If you can't tell, I'm gonna keep pluggin' away at this plasticine time capsule that I have purchased for 3.99 retail. Hard plastic pocket of treasure.

I continue to be amazed at the travesty of design. I kind of thought it was confined to the 80's and early 90's. This poor card, looking like its rolling lonely during couples skate, is from 1997. They should have known better by then.

I remember this guy pitching in the early 90's, and the hype of the Rookie Pitcher of the Year. He did admirably, he just unfortunately did it in Kansas City. And, I like the Royals. One of my teams. It happens when you grow up on I-70.

The next guy is almost off the radar. Only showing up on the more esoteric baseball stat sites, certainly no wiki page. It's cool though. I kind of like the card. The back has a nice full photo as well.

Poor kid with the pencil 'stache never made it to the bigs. My first non big-leaguer from the value box.

This next pitcher has a beautiful story told on wiki-pedia.

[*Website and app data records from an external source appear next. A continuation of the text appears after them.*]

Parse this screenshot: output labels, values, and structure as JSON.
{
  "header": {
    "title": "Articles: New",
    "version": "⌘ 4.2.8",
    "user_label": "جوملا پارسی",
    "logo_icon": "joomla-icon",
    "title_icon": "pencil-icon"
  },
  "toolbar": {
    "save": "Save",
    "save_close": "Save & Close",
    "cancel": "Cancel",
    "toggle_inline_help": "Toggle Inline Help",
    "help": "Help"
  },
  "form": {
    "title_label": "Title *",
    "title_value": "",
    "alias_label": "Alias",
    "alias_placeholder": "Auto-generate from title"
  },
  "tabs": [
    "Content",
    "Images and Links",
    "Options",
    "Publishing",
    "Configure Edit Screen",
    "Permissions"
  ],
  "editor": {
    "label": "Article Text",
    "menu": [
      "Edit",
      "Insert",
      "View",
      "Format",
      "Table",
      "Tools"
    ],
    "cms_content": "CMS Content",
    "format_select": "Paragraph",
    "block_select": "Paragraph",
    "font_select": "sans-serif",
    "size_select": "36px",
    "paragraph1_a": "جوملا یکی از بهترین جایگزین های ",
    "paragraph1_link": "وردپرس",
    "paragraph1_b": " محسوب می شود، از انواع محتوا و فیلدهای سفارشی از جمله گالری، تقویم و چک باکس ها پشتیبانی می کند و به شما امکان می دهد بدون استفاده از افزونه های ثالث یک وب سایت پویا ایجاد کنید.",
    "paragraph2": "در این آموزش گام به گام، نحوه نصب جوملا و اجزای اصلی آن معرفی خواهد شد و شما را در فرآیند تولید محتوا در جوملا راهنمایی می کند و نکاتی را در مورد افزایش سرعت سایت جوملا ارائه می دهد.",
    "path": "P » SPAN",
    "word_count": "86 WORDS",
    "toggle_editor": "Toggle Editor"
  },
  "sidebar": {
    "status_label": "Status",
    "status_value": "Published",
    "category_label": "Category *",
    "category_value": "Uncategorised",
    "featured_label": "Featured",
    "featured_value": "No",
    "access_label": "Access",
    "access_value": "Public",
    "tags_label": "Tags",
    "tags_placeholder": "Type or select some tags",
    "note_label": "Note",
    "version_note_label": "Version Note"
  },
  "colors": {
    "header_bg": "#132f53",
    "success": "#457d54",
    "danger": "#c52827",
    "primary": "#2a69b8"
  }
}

"Lucas is possibly best remembered for his role in the Angels' crucial Game 5 loss in the 1986 American League Championship Series. The Angels held a three games to one lead in the best-of-seven series and found themselves with a 5-4 lead in the ninth inning of Game 5. Needing only one more out to clinch the team's first-ever pennant, the Angels turned to Lucas to provide that out.
Angels starting pitcher Mike Witt was the team's clear pitching star and had pitched a very strong game overall. However, with the game on the line, the batter coming to the plate was the Boston Red Sox' Rich Gedman, who was 3 for 3 in the game against Witt, including a double and a home run. Angels manager Gene Mauch elected to remove Witt from the game and replace him with Lucas to nail down the final out. The wisdom of the move was questioned — then and now — but it was at least consistent with Mauch's long-held managerial tendencies: managing according to the historically demonstrated strengths/weaknesses of individual players.
In this case, Gedman had historically been very successful batting against Witt, including having hit a home run earlier in the game. Meanwhile, Gedman had faced Lucas a total of three previous times and had struck out all three times. Also factoring in Mauch's decision to remove Witt may have been the fact that although aside from Gedman's home run, Witt had almost completely shut down the Red Sox offense entering the ninth inning, earlier in that ninth inning Witt had given up a second home run, this time to Boston's Don Baylor.
With the Angels' lead standing at only one run, and with a relief pitcher in his bullpen who had had only success against Gedman, Mauch did not want to risk having Witt face Gedman again. Mauch made the decision to put the ball in Lucas' hands.
With Lucas' first pitch, he hit Gedman, allowing Gedman to take first base and bringing the go-ahead run up to the plate in the person of Dave Henderson. Lucas was replaced with Angels closer Donnie Moore, but Moore surrendered a home run to give Boston the lead. The Red Sox went on to win the game in extra innings, and after that, the shellshocked Angels were never again close to winning the series. They were crushed in each of the series' final two games and forced to watch the Red Sox celebrate a berth in the 1986 World Series."

That's also a lot of elastic!

Gotta love the plasticine.


  1. If Lucas would have gotten the out then Bill Buckner's entire life would be different.

  2. Tim,
    I don't have any other way to contact you but I wanted to let you know I didn't receive any payment for the group break from you yet. Perhaps you could check and make sure you had the correct address since you mentioned you sent payment already? Thanks a lot.